_App and web page records:_
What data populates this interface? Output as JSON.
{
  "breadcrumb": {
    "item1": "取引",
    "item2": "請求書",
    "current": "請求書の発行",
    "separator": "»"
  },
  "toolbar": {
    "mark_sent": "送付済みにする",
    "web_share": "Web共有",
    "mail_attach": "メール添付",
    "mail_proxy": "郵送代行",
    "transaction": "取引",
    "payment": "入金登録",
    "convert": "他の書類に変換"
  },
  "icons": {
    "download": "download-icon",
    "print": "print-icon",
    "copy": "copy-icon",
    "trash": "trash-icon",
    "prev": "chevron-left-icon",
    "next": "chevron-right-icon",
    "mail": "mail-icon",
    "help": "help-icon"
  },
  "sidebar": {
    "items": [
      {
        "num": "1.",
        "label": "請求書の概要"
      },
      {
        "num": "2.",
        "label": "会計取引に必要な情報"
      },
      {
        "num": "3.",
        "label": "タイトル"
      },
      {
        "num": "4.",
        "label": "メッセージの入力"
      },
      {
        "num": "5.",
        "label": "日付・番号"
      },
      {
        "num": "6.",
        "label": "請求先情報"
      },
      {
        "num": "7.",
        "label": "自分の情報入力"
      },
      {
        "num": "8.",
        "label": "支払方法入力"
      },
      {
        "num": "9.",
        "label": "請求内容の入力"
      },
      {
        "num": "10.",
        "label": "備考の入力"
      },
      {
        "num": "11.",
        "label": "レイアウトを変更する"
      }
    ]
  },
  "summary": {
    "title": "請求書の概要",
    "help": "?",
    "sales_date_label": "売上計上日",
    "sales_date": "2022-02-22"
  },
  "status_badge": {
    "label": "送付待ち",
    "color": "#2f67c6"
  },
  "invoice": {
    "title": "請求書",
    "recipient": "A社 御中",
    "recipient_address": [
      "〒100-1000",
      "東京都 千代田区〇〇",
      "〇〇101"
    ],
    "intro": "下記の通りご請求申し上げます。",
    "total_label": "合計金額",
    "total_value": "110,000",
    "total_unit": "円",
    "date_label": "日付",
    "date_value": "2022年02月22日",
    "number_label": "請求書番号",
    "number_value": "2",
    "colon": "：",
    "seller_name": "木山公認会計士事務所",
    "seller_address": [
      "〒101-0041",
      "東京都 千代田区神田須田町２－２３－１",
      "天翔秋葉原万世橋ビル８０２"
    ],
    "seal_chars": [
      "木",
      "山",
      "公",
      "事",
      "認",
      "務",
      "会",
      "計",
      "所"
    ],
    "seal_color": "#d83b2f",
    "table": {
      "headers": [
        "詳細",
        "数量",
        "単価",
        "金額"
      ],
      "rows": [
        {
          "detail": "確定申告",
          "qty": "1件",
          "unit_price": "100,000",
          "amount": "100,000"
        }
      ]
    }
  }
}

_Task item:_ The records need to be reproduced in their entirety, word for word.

_Response to the exercise:_
What data populates this interface? Output as JSON.
{
  "breadcrumb": {
    "item1": "取引",
    "item2": "請求書",
    "current": "請求書の発行",
    "separator": "»"
  },
  "toolbar": {
    "mark_sent": "送付済みにする",
    "web_share": "Web共有",
    "mail_attach": "メール添付",
    "mail_proxy": "郵送代行",
    "transaction": "取引",
    "payment": "入金登録",
    "convert": "他の書類に変換"
  },
  "icons": {
    "download": "download-icon",
    "print": "print-icon",
    "copy": "copy-icon",
    "trash": "trash-icon",
    "prev": "chevron-left-icon",
    "next": "chevron-right-icon",
    "mail": "mail-icon",
    "help": "help-icon"
  },
  "sidebar": {
    "items": [
      {
        "num": "1.",
        "label": "請求書の概要"
      },
      {
        "num": "2.",
        "label": "会計取引に必要な情報"
      },
      {
        "num": "3.",
        "label": "タイトル"
      },
      {
        "num": "4.",
        "label": "メッセージの入力"
      },
      {
        "num": "5.",
        "label": "日付・番号"
      },
      {
        "num": "6.",
        "label": "請求先情報"
      },
      {
        "num": "7.",
        "label": "自分の情報入力"
      },
      {
        "num": "8.",
        "label": "支払方法入力"
      },
      {
        "num": "9.",
        "label": "請求内容の入力"
      },
      {
        "num": "10.",
        "label": "備考の入力"
      },
      {
        "num": "11.",
        "label": "レイアウトを変更する"
      }
    ]
  },
  "summary": {
    "title": "請求書の概要",
    "help": "?",
    "sales_date_label": "売上計上日",
    "sales_date": "2022-02-22"
  },
  "status_badge": {
    "label": "送付待ち",
    "color": "#2f67c6"
  },
  "invoice": {
    "title": "請求書",
    "recipient": "A社 御中",
    "recipient_address": [
      "〒100-1000",
      "東京都 千代田区〇〇",
      "〇〇101"
    ],
    "intro": "下記の通りご請求申し上げます。",
    "total_label": "合計金額",
    "total_value": "110,000",
    "total_unit": "円",
    "date_label": "日付",
    "date_value": "2022年02月22日",
    "number_label": "請求書番号",
    "number_value": "2",
    "colon": "：",
    "seller_name": "木山公認会計士事務所",
    "seller_address": [
      "〒101-0041",
      "東京都 千代田区神田須田町２－２３－１",
      "天翔秋葉原万世橋ビル８０２"
    ],
    "seal_chars": [
      "木",
      "山",
      "公",
      "事",
      "認",
      "務",
      "会",
      "計",
      "所"
    ],
    "seal_color": "#d83b2f",
    "table": {
      "headers": [
        "詳細",
        "数量",
        "単価",
        "金額"
      ],
      "rows": [
        {
          "detail": "確定申告",
          "qty": "1件",
          "unit_price": "100,000",
          "amount": "100,000"
        }
      ]
    }
  }
}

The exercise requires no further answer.